A jugular venous valve functions to prevent retrograde blood flow. If it malfunctions or is incompetent, symptoms such as amnesia or stroke may occur. Moreover, there are no long-term remedy for jugular venous valve incompetence – surgery to replace a failed valve often uses a replacement with warped mechanical properties which in turn affects the valve performance. Dr. Hsiao-Ying Shadow Huang and her team at North Carolina State University wants to bridge the knowledge gap of mechanical properties of the venous valve tissues so as to address better choice of bioprosthetic venous valve replacements and venous valve incompetent treatment.

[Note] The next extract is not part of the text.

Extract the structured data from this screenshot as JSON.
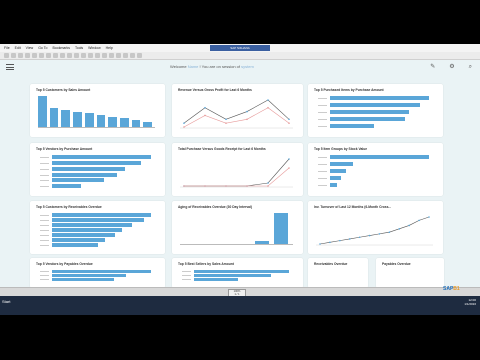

Her first approach is performing multi loading biaxial mechanical tests. Applying a stress in more than one direction better represents the physiological loading of the venous valve tissue, and various force loading ratios allows further characterization of the tissue’s fiber reorientation in extra-cellular matrix. Together with light microscopy imaging and scanning electron microscopy, this paper captures several firsts: images of the venous valve’s isolated elastin microstructure; explanation of the venous valve tissue’s anisotropic behavior; and characterization of crimp effects on venous valve mechanical properties.

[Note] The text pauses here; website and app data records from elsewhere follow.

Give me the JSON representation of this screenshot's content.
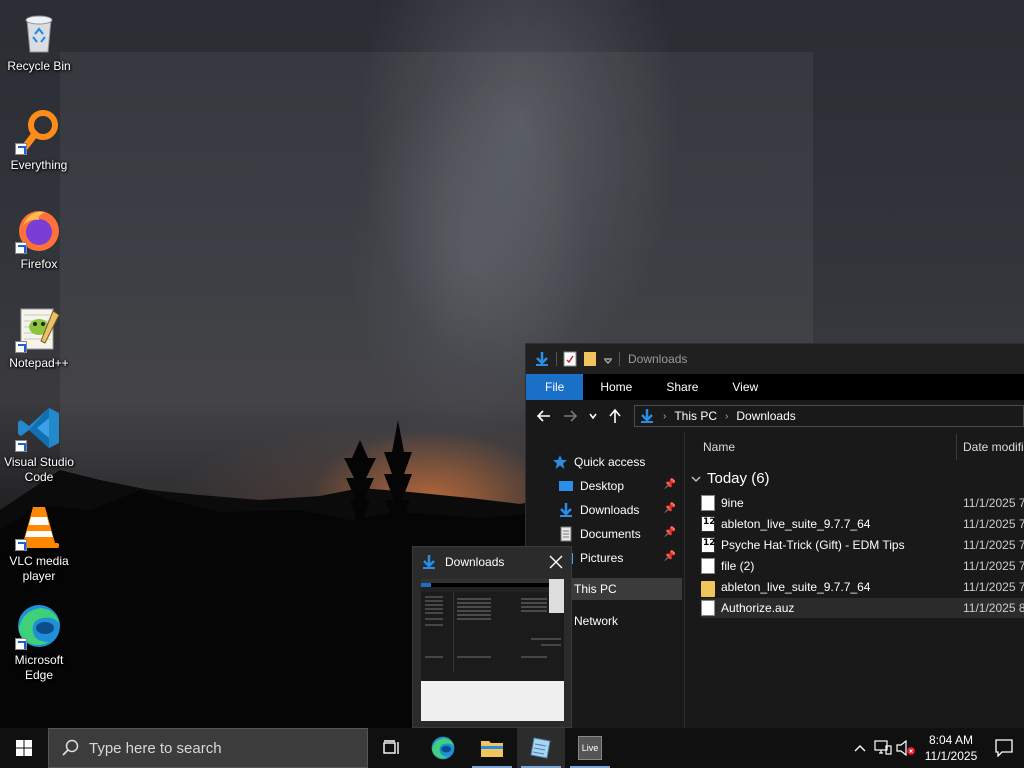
{
  "desktop": {
    "icons": [
      {
        "label": "Recycle Bin"
      },
      {
        "label": "Everything"
      },
      {
        "label": "Firefox"
      },
      {
        "label": "Notepad++"
      },
      {
        "label": "Visual Studio Code"
      },
      {
        "label": "VLC media player"
      },
      {
        "label": "Microsoft Edge"
      }
    ]
  },
  "explorer": {
    "title": "Downloads",
    "ribbon_tabs": [
      "File",
      "Home",
      "Share",
      "View"
    ],
    "breadcrumb": [
      "This PC",
      "Downloads"
    ],
    "nav": {
      "quick_access": "Quick access",
      "items": [
        {
          "label": "Desktop",
          "pinned": true
        },
        {
          "label": "Downloads",
          "pinned": true
        },
        {
          "label": "Documents",
          "pinned": true
        },
        {
          "label": "Pictures",
          "pinned": true
        }
      ],
      "this_pc": "This PC",
      "network": "Network"
    },
    "columns": {
      "name": "Name",
      "date": "Date modifi"
    },
    "group": "Today (6)",
    "files": [
      {
        "name": "9ine",
        "date": "11/1/2025 7",
        "icon": "document-icon"
      },
      {
        "name": "ableton_live_suite_9.7.7_64",
        "date": "11/1/2025 7",
        "icon": "ableton-live-icon"
      },
      {
        "name": "Psyche Hat-Trick (Gift) - EDM Tips",
        "date": "11/1/2025 7",
        "icon": "ableton-live-icon"
      },
      {
        "name": "file (2)",
        "date": "11/1/2025 7",
        "icon": "document-icon"
      },
      {
        "name": "ableton_live_suite_9.7.7_64",
        "date": "11/1/2025 7",
        "icon": "folder-icon"
      },
      {
        "name": "Authorize.auz",
        "date": "11/1/2025 8",
        "icon": "document-icon"
      }
    ]
  },
  "thumbnail": {
    "title": "Downloads"
  },
  "taskbar": {
    "search_placeholder": "Type here to search",
    "live_label": "Live",
    "time": "8:04 AM",
    "date": "11/1/2025"
  },
  "colors": {
    "accent": "#1a6fc7",
    "taskbar": "#101010",
    "explorer_bg": "#191919"
  }
}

The image above shows circumferential and radial stress-strain curves taken with the CellScale BioTester under the 3 force loading ratios. The paper also contains several high-contrast images of the bovine jugular venous valve tissue and its elastin microstructure.

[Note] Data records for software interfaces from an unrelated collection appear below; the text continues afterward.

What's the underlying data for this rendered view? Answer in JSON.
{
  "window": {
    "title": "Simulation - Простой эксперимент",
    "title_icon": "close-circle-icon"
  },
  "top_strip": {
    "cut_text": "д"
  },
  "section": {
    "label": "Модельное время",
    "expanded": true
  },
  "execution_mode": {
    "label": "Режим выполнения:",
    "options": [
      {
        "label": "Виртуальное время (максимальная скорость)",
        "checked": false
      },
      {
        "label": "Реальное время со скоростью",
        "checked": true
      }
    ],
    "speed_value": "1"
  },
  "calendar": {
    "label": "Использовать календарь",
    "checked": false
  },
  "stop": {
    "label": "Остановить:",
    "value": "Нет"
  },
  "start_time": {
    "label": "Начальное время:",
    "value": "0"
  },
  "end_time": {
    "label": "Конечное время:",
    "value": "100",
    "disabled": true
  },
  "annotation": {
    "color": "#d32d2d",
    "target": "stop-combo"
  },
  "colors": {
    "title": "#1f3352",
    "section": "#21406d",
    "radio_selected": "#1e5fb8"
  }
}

Read the full journal article here: https://doi.org/10.3390/bioengineering6020045

Read about her research here: https://huang.wordpress.ncsu.edu/

Dr Huang is the recipient of the Presidential Early Career Award for Scientists and Engineers (PECASE) from the National Science Foundation. Read about the award here: http://bit.ly/2Jlpftm

To read about an onsite applications of valve tissue research, click here.